Dan and Eric discuss Elizabeth Kolbert and her piece about the destruction of biodiversity and the change of the climate; essayist John Jeremiah Sullivan, and his profile of contemporary folk musician Rhiannon Giddens; and novelist Camille Bordas and the intricacies of her lovely short story, her third in the magazine. Plus: D & E discuss the most recent episodes of the New Yorker Fiction podcast and the New Yorker Radio Hour. Not to be missed!!!
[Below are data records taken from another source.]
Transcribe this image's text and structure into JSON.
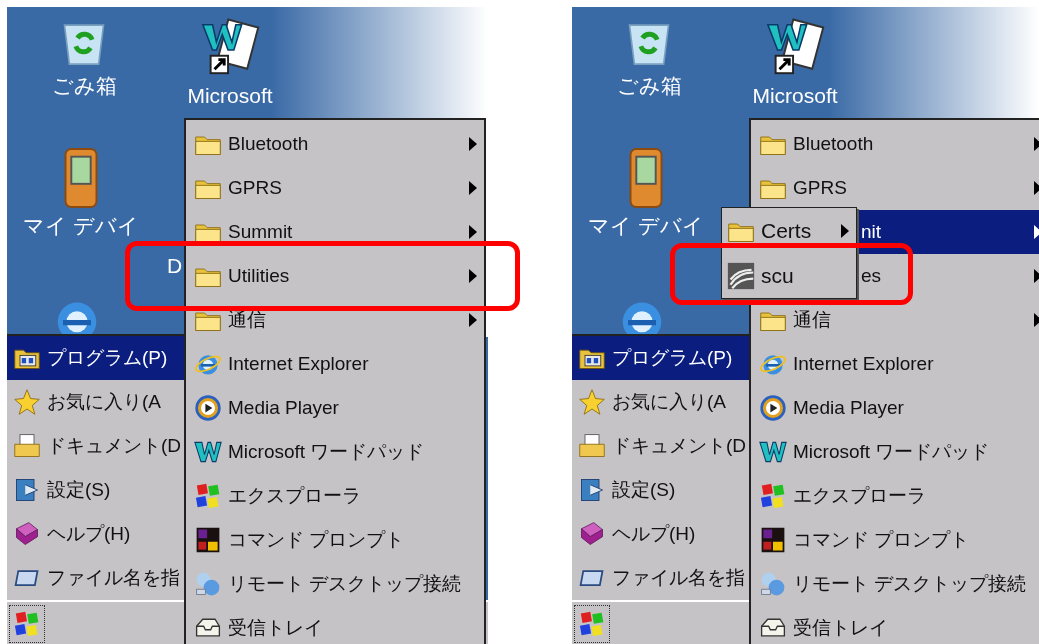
{
  "panels": [
    {
      "desktop_icons": [
        {
          "kind": "recycle",
          "label": "ごみ箱"
        },
        {
          "kind": "wordpad",
          "label": "Microsoft"
        },
        {
          "kind": "device",
          "label": "マイ デバイ"
        },
        {
          "kind": "ie"
        }
      ],
      "desktop_fragments": [
        "D"
      ],
      "start_menu": {
        "items": [
          {
            "kind": "programs",
            "label": "プログラム(P)",
            "selected": true
          },
          {
            "kind": "favorites",
            "label": "お気に入り(A",
            "selected": false
          },
          {
            "kind": "documents",
            "label": "ドキュメント(D",
            "selected": false
          },
          {
            "kind": "settings",
            "label": "設定(S)",
            "selected": false
          },
          {
            "kind": "help",
            "label": "ヘルプ(H)",
            "selected": false
          },
          {
            "kind": "run",
            "label": "ファイル名を指",
            "selected": false
          }
        ]
      },
      "programs": {
        "items": [
          {
            "kind": "folder",
            "label": "Bluetooth",
            "selected": false,
            "highlighted": false
          },
          {
            "kind": "folder",
            "label": "GPRS",
            "selected": false,
            "highlighted": false
          },
          {
            "kind": "folder",
            "label": "Summit",
            "selected": false,
            "highlighted": false
          },
          {
            "kind": "folder",
            "label": "Utilities",
            "selected": false,
            "highlighted": true
          },
          {
            "kind": "folder",
            "label": "通信",
            "selected": false,
            "highlighted": false
          },
          {
            "kind": "browser",
            "label": "Internet Explorer",
            "selected": false,
            "highlighted": false
          },
          {
            "kind": "media",
            "label": "Media Player",
            "selected": false,
            "highlighted": false
          },
          {
            "kind": "editor",
            "label": "Microsoft ワードパッド",
            "selected": false,
            "highlighted": false
          },
          {
            "kind": "explorer",
            "label": "エクスプローラ",
            "selected": false,
            "highlighted": false
          },
          {
            "kind": "console",
            "label": "コマンド プロンプト",
            "selected": false,
            "highlighted": false
          },
          {
            "kind": "remote",
            "label": "リモート デスクトップ接続",
            "selected": false,
            "highlighted": false
          },
          {
            "kind": "mail",
            "label": "受信トレイ",
            "selected": false,
            "highlighted": false
          }
        ]
      }
    },
    {
      "desktop_icons": [
        {
          "kind": "recycle",
          "label": "ごみ箱"
        },
        {
          "kind": "wordpad",
          "label": "Microsoft"
        },
        {
          "kind": "device",
          "label": "マイ デバイ"
        },
        {
          "kind": "ie"
        }
      ],
      "start_menu": {
        "items": [
          {
            "kind": "programs",
            "label": "プログラム(P)",
            "selected": true
          },
          {
            "kind": "favorites",
            "label": "お気に入り(A",
            "selected": false
          },
          {
            "kind": "documents",
            "label": "ドキュメント(D",
            "selected": false
          },
          {
            "kind": "settings",
            "label": "設定(S)",
            "selected": false
          },
          {
            "kind": "help",
            "label": "ヘルプ(H)",
            "selected": false
          },
          {
            "kind": "run",
            "label": "ファイル名を指",
            "selected": false
          }
        ]
      },
      "programs": {
        "items": [
          {
            "kind": "folder",
            "label": "Bluetooth",
            "selected": false,
            "highlighted": false
          },
          {
            "kind": "folder",
            "label": "GPRS",
            "selected": false,
            "highlighted": false
          },
          {
            "kind": "folder",
            "label": "nit",
            "selected": true,
            "highlighted": false
          },
          {
            "kind": "folder",
            "label": "es",
            "selected": false,
            "highlighted": false
          },
          {
            "kind": "folder",
            "label": "通信",
            "selected": false,
            "highlighted": false
          },
          {
            "kind": "browser",
            "label": "Internet Explorer",
            "selected": false,
            "highlighted": false
          },
          {
            "kind": "media",
            "label": "Media Player",
            "selected": false,
            "highlighted": false
          },
          {
            "kind": "editor",
            "label": "Microsoft ワードパッド",
            "selected": false,
            "highlighted": false
          },
          {
            "kind": "explorer",
            "label": "エクスプローラ",
            "selected": false,
            "highlighted": false
          },
          {
            "kind": "console",
            "label": "コマンド プロンプト",
            "selected": false,
            "highlighted": false
          },
          {
            "kind": "remote",
            "label": "リモート デスクトップ接続",
            "selected": false,
            "highlighted": false
          },
          {
            "kind": "mail",
            "label": "受信トレイ",
            "selected": false,
            "highlighted": false
          }
        ]
      },
      "submenu": {
        "items": [
          {
            "kind": "folder",
            "label": "Certs",
            "selected": false,
            "highlighted": false
          },
          {
            "kind": "signal",
            "label": "scu",
            "selected": false,
            "highlighted": true
          }
        ]
      }
    }
  ]
}
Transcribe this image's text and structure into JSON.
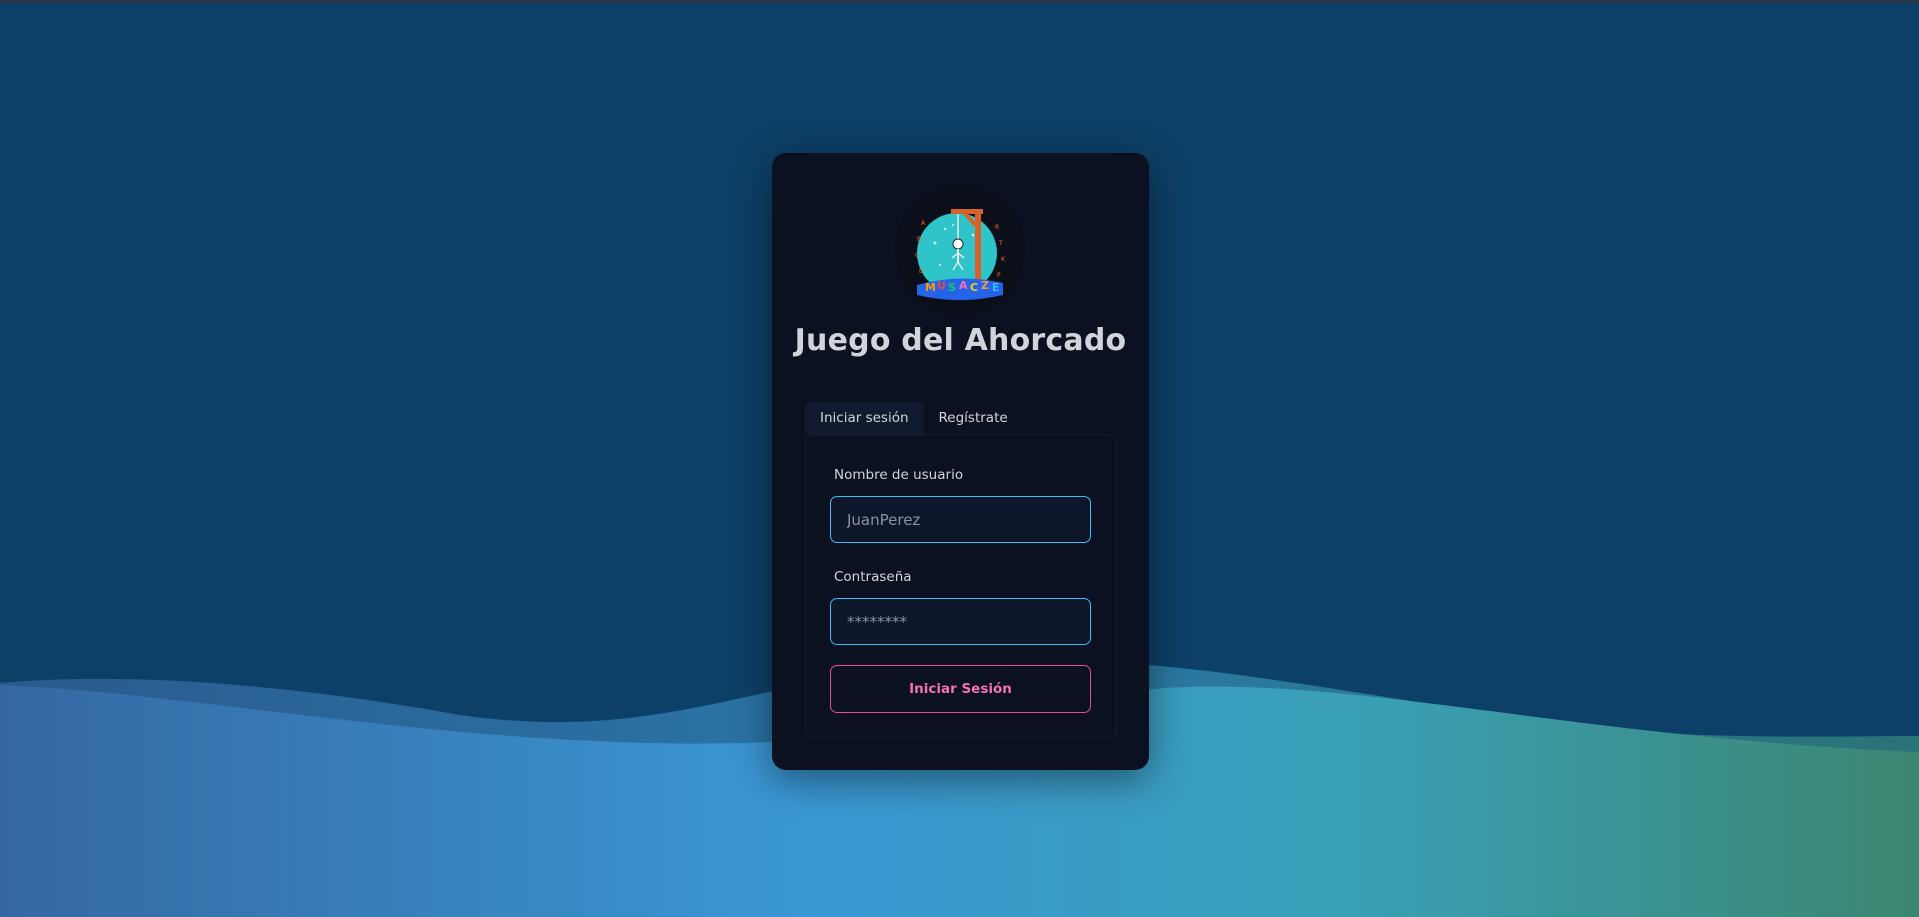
{
  "app": {
    "title": "Juego del Ahorcado"
  },
  "tabs": [
    {
      "label": "Iniciar sesión",
      "active": true
    },
    {
      "label": "Regístrate",
      "active": false
    }
  ],
  "login_form": {
    "username": {
      "label": "Nombre de usuario",
      "placeholder": "JuanPerez",
      "value": ""
    },
    "password": {
      "label": "Contraseña",
      "placeholder": "********",
      "value": ""
    },
    "submit_label": "Iniciar Sesión"
  },
  "logo": {
    "icon": "hangman-logo-icon"
  },
  "colors": {
    "background": "#0d4068",
    "card": "#0b1120",
    "input_border": "#38bdf8",
    "submit_accent": "#ec4899",
    "text": "#d1d5db"
  }
}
In this exciting episode, Dan and Eric talk about: their yin and yang; Margaret Talbot on the spinelessness of Trump appointees and Jeffrey Toobin on the effectiveness of Trump's Roy Cohn-inspired approach to governing; Vinson Cunningham and his journey in getting to know comedian and actor Tracy Morgan; Lauren Goff's hard-edged new story, "Brawler"; an old Roger Angell piece about New Yorker fiction; and John Cassidy's series of insightful pieces about Donald Trump and the New York Times' revelations that he lost nearly a billion dollars in ten years. Take a listen, you will enjoy!
This week! Dan and Eric dicuss Jeffrey Toobin's piece about Michael Cohen, his history, his illegal deeds and how he turned on Trump; Rivka Galchen on the past, present and future of lunar travel and moon mythology; Adam Kirsch on Jewish philosopher Martin Buber and his beliefs about intimacy with God; Benjamin Wallace-Wells critique of David Brooks' most recent book; and Eric's experience seeing Hilton Als speak with poets Brenda Shaughnessy and Michael Dickman. Plus: the Goose shows up, on the pod and on the potty.
Dan and Eric talk about Dan's recent hosting of Yiyun Li at Bryn Mawr College, and how she knows when a short story is complete; Amy Davidson Sorkin on the Mueller report and the profanity of Trump and his cronies; Rebecca Mead's piece about Airbnb in Barcelona; Greg Jackson's current story, "Poetry," and his earlier story, "Wagner in the Desert"; Nicholas Lemann on a new biography of John Hersey; Amanda Petrusich on a Jewish jazz trumpeter who performed for the Nazis, and spent the rest of his life in gratitude to jazz for saving him, in many ways; and Dan talks about recent reading of short story writer, William Trevor. Plus, as always, so much more.
This week, Dan and Eric have a wide-ranging conversation. They discuss their respective Passover weekends, Dan's spend in DC, Eric's on Long Island; David Remnick's piece on the osmotic relationship between Donald Trump and Bibi Netanyahu; Ben Taub's remarkable piece on a relationship formed in Guantanamo Bay (plus a lot more.) The two also revisit last week's conversation about Isaac Chotiner's New Yorker Interview with Brett Easton Ellis; discuss Catherine Lacey's Gogolian new short story and the New Yorker's history of eschewing 'writer-consciousness'; and Eric recaps D.T. Max's profile of playwright Lucas Hnath. That's a lot for one episode!
Dan and Eric talk about how tired they tend to get every April; Toobin's reporting on William Barr (is he just doing Trump's bidding? All signs point to yes.); Jonathan Dee's excellent review of a Nelson Algren biography; Pat Barker and her harrowing yet witty short story; the Isaac Chotiner/Bret Easton Ellis interview that went viral; and Hilton Als' very critical review of Sam Gold's production of King Lear.